How federal budget woes impact state and local governments
With the Eurozone on its way down the austerity path and the European Central Bank (ECB) estimating two consecutive years of GDP contraction, all eyes were on the United States as it approached the Dec. 31, 2012, deadline to avert the automatic tax increases and spending cuts that would jump-start a 10-year plan to reduce its national deficit by $1.5 trillion.

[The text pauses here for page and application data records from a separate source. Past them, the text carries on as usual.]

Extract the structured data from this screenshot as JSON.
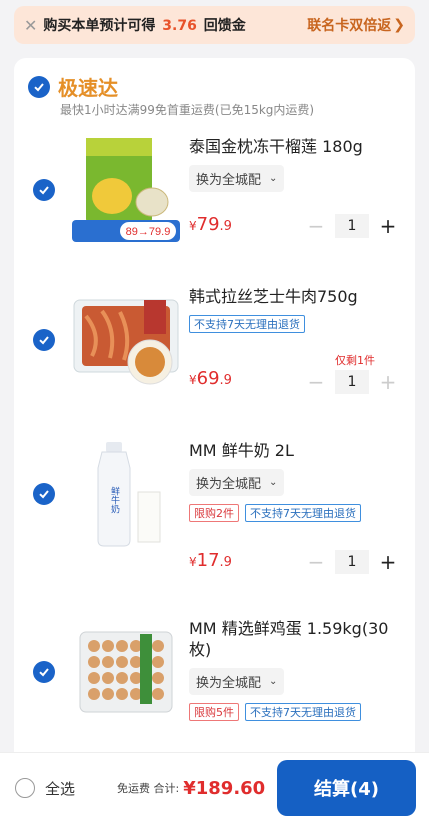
{
  "promo": {
    "prefix": "购买本单预计可得",
    "amount": "3.76",
    "suffix": "回馈金",
    "cobrand": "联名卡双倍返"
  },
  "store": {
    "name": "极速达",
    "subtitle": "最快1小时达满99免首重运费(已免15kg内运费)"
  },
  "items": [
    {
      "title": "泰国金枕冻干榴莲 180g",
      "spec": "换为全城配",
      "price_int": "79",
      "price_dec": ".9",
      "qty": "1",
      "image_badge": "89→79.9"
    },
    {
      "title": "韩式拉丝芝士牛肉750g",
      "tags": [
        "不支持7天无理由退货"
      ],
      "stock_note": "仅剩1件",
      "price_int": "69",
      "price_dec": ".9",
      "qty": "1"
    },
    {
      "title": "MM 鲜牛奶 2L",
      "spec": "换为全城配",
      "tags": [
        "限购2件",
        "不支持7天无理由退货"
      ],
      "price_int": "17",
      "price_dec": ".9",
      "qty": "1"
    },
    {
      "title": "MM 精选鲜鸡蛋 1.59kg(30枚)",
      "spec": "换为全城配",
      "tags": [
        "限购5件",
        "不支持7天无理由退货"
      ]
    }
  ],
  "currency": "¥",
  "bottom": {
    "select_all": "全选",
    "shipping_note": "免运费 合计:",
    "total": "¥189.60",
    "checkout": "结算(4)"
  }
}
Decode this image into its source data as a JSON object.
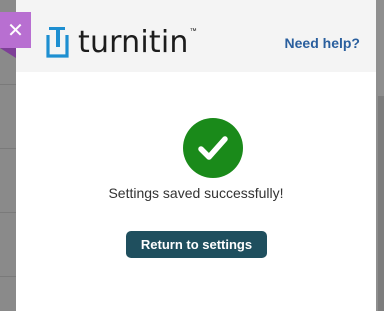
{
  "header": {
    "brand": "turnitin",
    "trademark": "™",
    "help_link": "Need help?"
  },
  "close_button": {
    "label": "✕"
  },
  "main": {
    "status_icon": "check-circle-icon",
    "message": "Settings saved successfully!",
    "return_button": "Return to settings"
  },
  "colors": {
    "brand_blue": "#1e8fd1",
    "help_link": "#2a5f9e",
    "success_green": "#1a8a1a",
    "button_bg": "#1f4f5e",
    "close_tab": "#b86fd1"
  }
}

Whether or not an alternative to the deficit reduction plan is negotiated, state and local government budgets will be affected directly and indirectly.
The Pew Center on the States' November 2012 report, The Impact of the Fiscal Cliff on the States, points out that federal and state finances are closely linked. "When certain expiring tax provisions within the fiscal cliff are analyzed independently, they could increase state revenues," according to the Pew report, which lists these examples:

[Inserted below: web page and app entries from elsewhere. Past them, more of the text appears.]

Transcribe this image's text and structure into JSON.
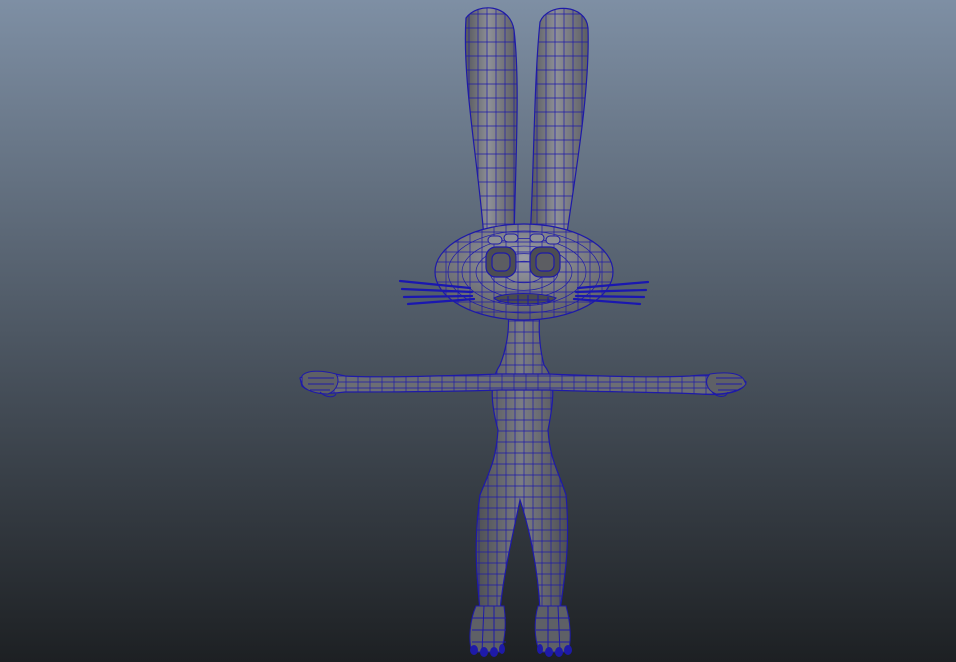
{
  "viewport": {
    "background_top": "#7e8fa4",
    "background_bottom": "#1d2023"
  },
  "model": {
    "surface_color": "#6a6b70",
    "surface_light": "#9a9ca4",
    "wireframe_color": "#1e1aa8"
  }
}
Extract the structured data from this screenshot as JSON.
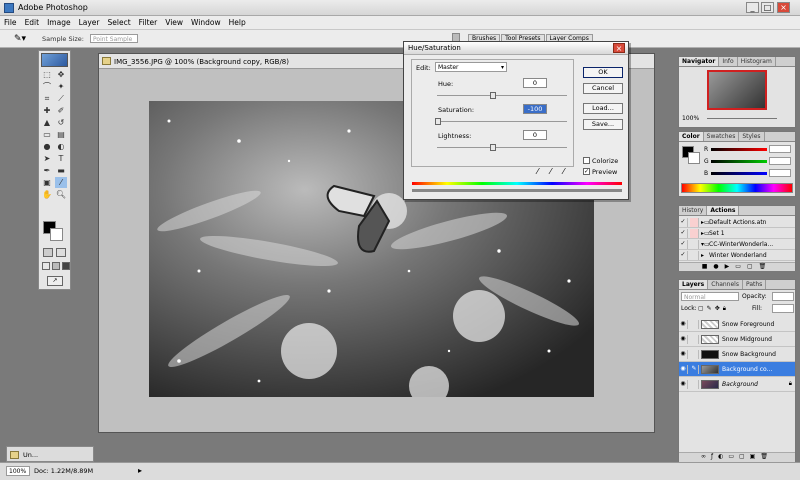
{
  "app": {
    "title": "Adobe Photoshop"
  },
  "menu": [
    "File",
    "Edit",
    "Image",
    "Layer",
    "Select",
    "Filter",
    "View",
    "Window",
    "Help"
  ],
  "options": {
    "sample_label": "Sample Size:",
    "sample_value": "Point Sample",
    "tabs": [
      "Brushes",
      "Tool Presets",
      "Layer Comps"
    ]
  },
  "document": {
    "title": "IMG_3556.JPG @ 100% (Background copy, RGB/8)"
  },
  "minimized": {
    "label": "Un..."
  },
  "dialog": {
    "title": "Hue/Saturation",
    "edit_label": "Edit:",
    "edit_value": "Master",
    "hue_label": "Hue:",
    "hue_value": "0",
    "sat_label": "Saturation:",
    "sat_value": "-100",
    "light_label": "Lightness:",
    "light_value": "0",
    "ok": "OK",
    "cancel": "Cancel",
    "load": "Load...",
    "save": "Save...",
    "colorize": "Colorize",
    "preview": "Preview"
  },
  "navigator": {
    "tabs": [
      "Navigator",
      "Info",
      "Histogram"
    ],
    "zoom": "100%"
  },
  "color": {
    "tabs": [
      "Color",
      "Swatches",
      "Styles"
    ],
    "r": "R",
    "g": "G",
    "b": "B"
  },
  "history": {
    "tabs": [
      "History",
      "Actions"
    ],
    "items": [
      "Default Actions.atn",
      "Set 1",
      "CC-WinterWonderla...",
      "Winter Wonderland"
    ]
  },
  "layers": {
    "tabs": [
      "Layers",
      "Channels",
      "Paths"
    ],
    "mode": "Normal",
    "opacity_label": "Opacity:",
    "lock_label": "Lock:",
    "fill_label": "Fill:",
    "items": [
      {
        "name": "Snow Foreground"
      },
      {
        "name": "Snow Midground"
      },
      {
        "name": "Snow Background"
      },
      {
        "name": "Background co..."
      },
      {
        "name": "Background"
      }
    ]
  },
  "status": {
    "zoom": "100%",
    "doc": "Doc: 1.22M/8.89M"
  },
  "colors": {
    "selected": "#3a7de0",
    "accent": "#0a246a"
  }
}
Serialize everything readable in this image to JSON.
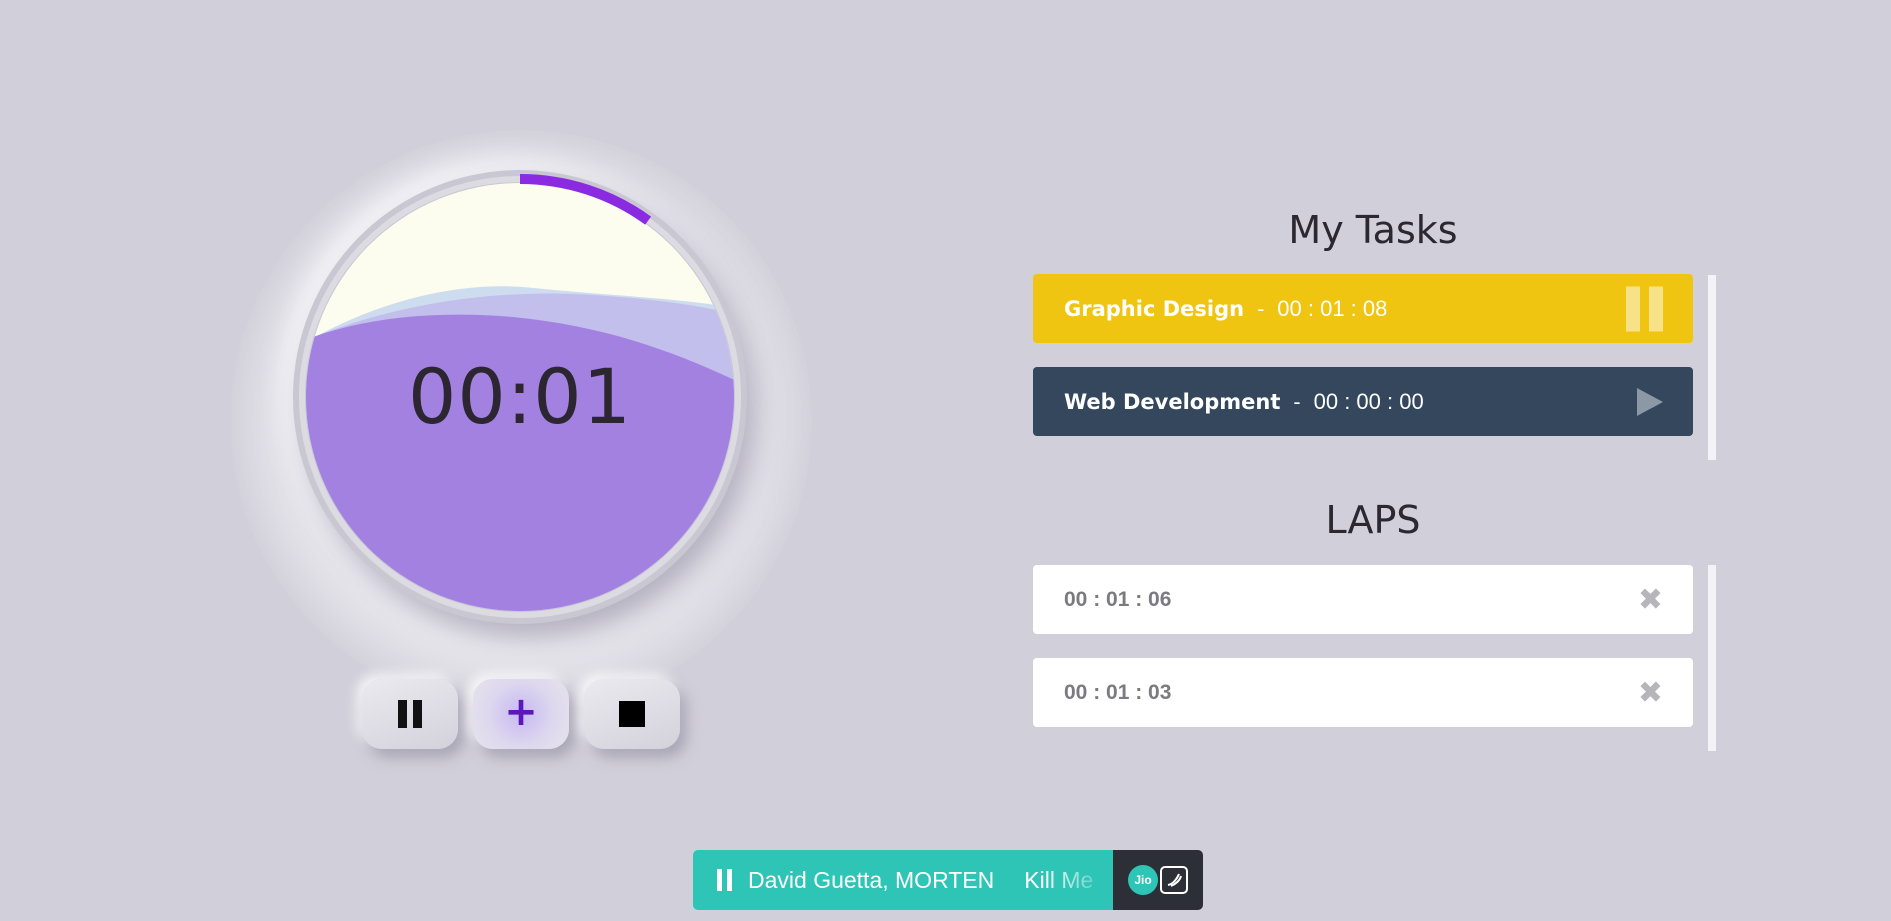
{
  "timer": {
    "display": "00:01",
    "progress_fraction": 0.1,
    "colors": {
      "ring": "#8a2be2",
      "liquid": "#a07fe0",
      "face": "#fcfcef"
    }
  },
  "controls": {
    "pause": {
      "icon": "pause-icon"
    },
    "add": {
      "icon": "plus-icon",
      "glyph": "+"
    },
    "stop": {
      "icon": "stop-icon"
    }
  },
  "tasks": {
    "title": "My Tasks",
    "separator": "-",
    "items": [
      {
        "name": "Graphic Design",
        "time": "00 : 01 : 08",
        "state": "running",
        "action_icon": "pause-icon",
        "color": "#f0c511"
      },
      {
        "name": "Web Development",
        "time": "00 : 00 : 00",
        "state": "stopped",
        "action_icon": "play-icon",
        "color": "#34475c"
      }
    ]
  },
  "laps": {
    "title": "LAPS",
    "items": [
      {
        "time": "00 : 01 : 06",
        "delete_glyph": "✖"
      },
      {
        "time": "00 : 01 : 03",
        "delete_glyph": "✖"
      }
    ]
  },
  "music_player": {
    "artist": "David Guetta, MORTEN",
    "track": "Kill Me",
    "brand": "Jio",
    "color": "#2ec4b6"
  }
}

For at least 25 states and the District of Columbia, lower federal deductions would mean higher income taxed at the state level.
At least 30 states and the District of Columbia would see revenue increases because they have tax credits based on federal credits that would be reduced
Thirty-three states would collect more revenue as a result of changes in the estate tax.
However, for the six states that currently allow deduction of federal taxes, higher federal tax rates would translate into reduced state revenues.
Federal spending cuts in grant dollars (about 18 percent), procurement, salaries, wages and defense stand to impact some states more than others.
Federal grants account for 5 to 10 percent of state revenues (6.6 percent is the average).
Federal non-defense spending on procurement, salaries and wages, when compared to state gross domestic product (GDP), is almost 20 percent of the DC-Maryland-Virginia GDP. The next top 4 states impacted by non-defense spending are Hawaii (16 percent), Alaska (13 percent), New Mexico (13 percent) and Kentucky (10 percent). The national average is 5.3 percent of GDP.
Federal defense spending on procurement, salaries and wages is nearly 15 percent of Hawaii's GDP, and a major factor in other states, too, including Alaska (11 percent), DC-Maryland-Virginia (10 percent), Kentucky (8 percent) and Alabama (7 percent). The national average is 3.5 percent of GDP.
The above highlights the direct impact of the various tax elements associated with the fiscal cliff. The broader implications of indirect effects are less clear and thereby provide the greater cause for uncertainty and concern. The Pew report observes that if all of the tax increases and spending cuts are allowed to take place, the impact on individuals and the economy could "significantly overwhelm any of the direct impacts."
Where does that leave us? Barring the fiscal cliff, economists predicted an economic growth rate for 2013 of 3 to 3.5 percent. As it stood at year-end, growth would be curtailed to a net of about 2 percent, prolonging an already slow period of recovery. The trade-off to cuts and higher taxes today is a future of even greater federal deficits and debt servicing as a percentage of annual spending. At the end of 2012, the U.S. federal debt was $16.3 trillion, 102 percent of annual GDP, and a level not seen since World War II. Without correction, the U.S. is on course to compound its deficits at the rate of 4 to 6 percent per year.
While philosophical debate continues behind the scenes as to a meaningfully relevant level of debt, what the public, financial community and global community expect at this time is an indication of greater fiscal stability into the future. Well, as Yogi Berra put it, "It ain't over 'til it's over."
Brent Maas is Executive Director, Business Strategy & Relationships for NIGP: The Institute for Public Procurement. Email [email protected].
Deficit Reduction Resulting from FY13 "Fiscal Cliff"
|Scheduled revenue increases||$ Billion|
|Expiration of 2001, 2003, and 2009 tax cutsa||$225|
|Expiration of payroll tax cut||$85|
|Other expiring "tax extender" provisionsb||$65|
|Taxes included in the Affordable Care Act||$18|
|Subtotal, revenue increases||$393|
|Scheduled spending cuts*|
|Expiration of federal unemployment insurance benefits||$34|
|Expiration of Medicare "doc-fix"||$10|
|Subtotal, spending cuts||$98|
a Includes cuts to ordinary income and capital gains taxes, corporate income tax, estate tax and Alternative Minimum Tax (AMT) "patch"
b Tax credits for research and experimentation and enhanced deductions for certain business expenses
*NOTE: Spending figures reflect budget outlays (as opposed to budget authorization, which may be higher — as is the case with sequestration. Sequestration authorization is $109B, equally split between defense and non-defense budgets.)
Source: Congressional Budget Office, An Update to the Budget and Economic Outlook: Fiscal Years 2012 to 2022, August 2012 (box 2-1).
U.S. Budget Projections (Shown in US$ Billions)
|Compiled from actual and projected federal, state and local expense and revenue budget figures. www.usgovernmentspending.com and www.usgovernmentrevenue.com.|